I was actually quite surprised how much I liked this place. As I said, I'm still not completely decided about their beers. I like them, but sometimes feel that they are being 'crazy' for the sake of it. However, everything I drank on the night of my visit was pretty good. It's good to see that there's no cover charge. Very welcome! I wish they would print the sizes of their servings on the menu though. It would make everything a lot more transparent. As it is, using only my limited skills of estimation, I think that their beers are pretty decent value, but that the Japanese guests are priced a little higher than elsewhere. I think this place could potentially have a recommended star on here, but I want to see how things settle down after a few months and could do with a clarification on the serving sizes. If anyone knows, please let me know. Also, they intend to have a bottle selection, which isn't up and running yet, but which could make it even more interesting. In any case, it's definitely worth stopping in if you are a fan of Belgian beers, or given that their beers run the gamut of styles, maybe if you are a fan of any kind of beer.

Japanese breweries recently seen on tap:
Kyoto
Ushitora
Far Yeast
AJB
Barabaric
Zakko
Yorocco

Opening Hours:
Monday-Friday, 17:00-24:00
Saturday, 15:00-24:00
Sunday, 15:00-22:00

Location/map:
代々木 2-20-16, Shibuya-ku, Tokyo



Telephone:
03-5388-5523

Links:
Facebook
Website
Twitter 
Ratebeer

Post by James on the former incarnation, Cafe Hoegaarden

Cafe Hoegaarden is in the same street and only 30 seconds away from YYG. It is a two-storey building and looks pretty cool from the outside. The first floor has a counter with seven seats and a few tables and standing space. I didn't go up to the 2nd floor this time, but I once went to a year-end-party on the 2nd floor and 35 of us fitted in easily so it is quite big. Both floors are non-smoking. They have the usual Frites with Mayonnaise and a lot more besides. The food was good.
There are 18 beers on tap. When I went one tap was Mikkeler and the other 17 were Belgian style beers. Nearly all were from Belgium but there was a Swiss beer and a French one too. The beers are split into the following categories: White, Trappist, Abbey, Saison, Lambic, Red, Golden Strong, Specials, Pilsner and Fruits. However, the majority were white beers when I was in. There are also bottles available.
Prices are a bit difficult to summarize as many beers are served in non-standard glasses and these are priced differently. The standard size is 250ml and it costs ¥900-¥950. Not cheap, but Belgian beer seldom is in Tokyo.
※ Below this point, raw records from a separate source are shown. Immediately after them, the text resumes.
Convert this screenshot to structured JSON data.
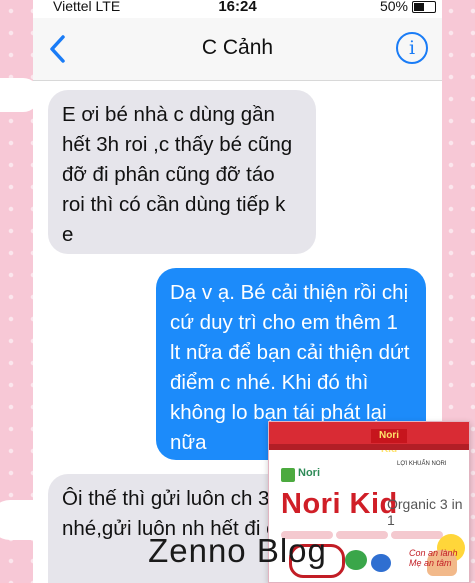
{
  "status_bar": {
    "carrier": "Viettel  LTE",
    "time": "16:24",
    "battery": "50%"
  },
  "nav": {
    "back_icon": "chevron-left-icon",
    "title": "C Cảnh",
    "info_label": "i",
    "info_icon": "info-icon",
    "accent": "#1a7cf6"
  },
  "messages": [
    {
      "direction": "incoming",
      "text": "E ơi bé nhà c dùng gần hết 3h roi ,c thấy bé cũng đỡ đi phân cũng đỡ táo roi thì có cần dùng tiếp k e"
    },
    {
      "direction": "outgoing",
      "text": "Dạ v ạ. Bé cải thiện rồi chị cứ duy trì cho em thêm 1 lt nữa để bạn cải thiện dứt điểm c nhé. Khi đó thì không lo bạn tái phát lại nữa"
    },
    {
      "direction": "incoming",
      "text": "Ôi thế thì gửi luôn ch 3h đi nhé,gửi luôn nh hết đi em"
    }
  ],
  "bubble_colors": {
    "incoming": "#e6e5eb",
    "outgoing": "#1c8bfa"
  },
  "product": {
    "band_tag": "Nori Kid",
    "brand": "Nori",
    "note": "LỢI KHUẨN NORI",
    "name": "Nori Kid",
    "variant": "Organic 3 in 1",
    "slogan": "Con an lành Mẹ an tâm"
  },
  "watermark": "Zenno Blog"
}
There is also a four beer taster set for ¥1680 (not sure what size the glasses are). There was no charge and I don't think tax was added onto the bill either. 
Overall, it's expensive but a good place if Belgian beer on tap is your thing.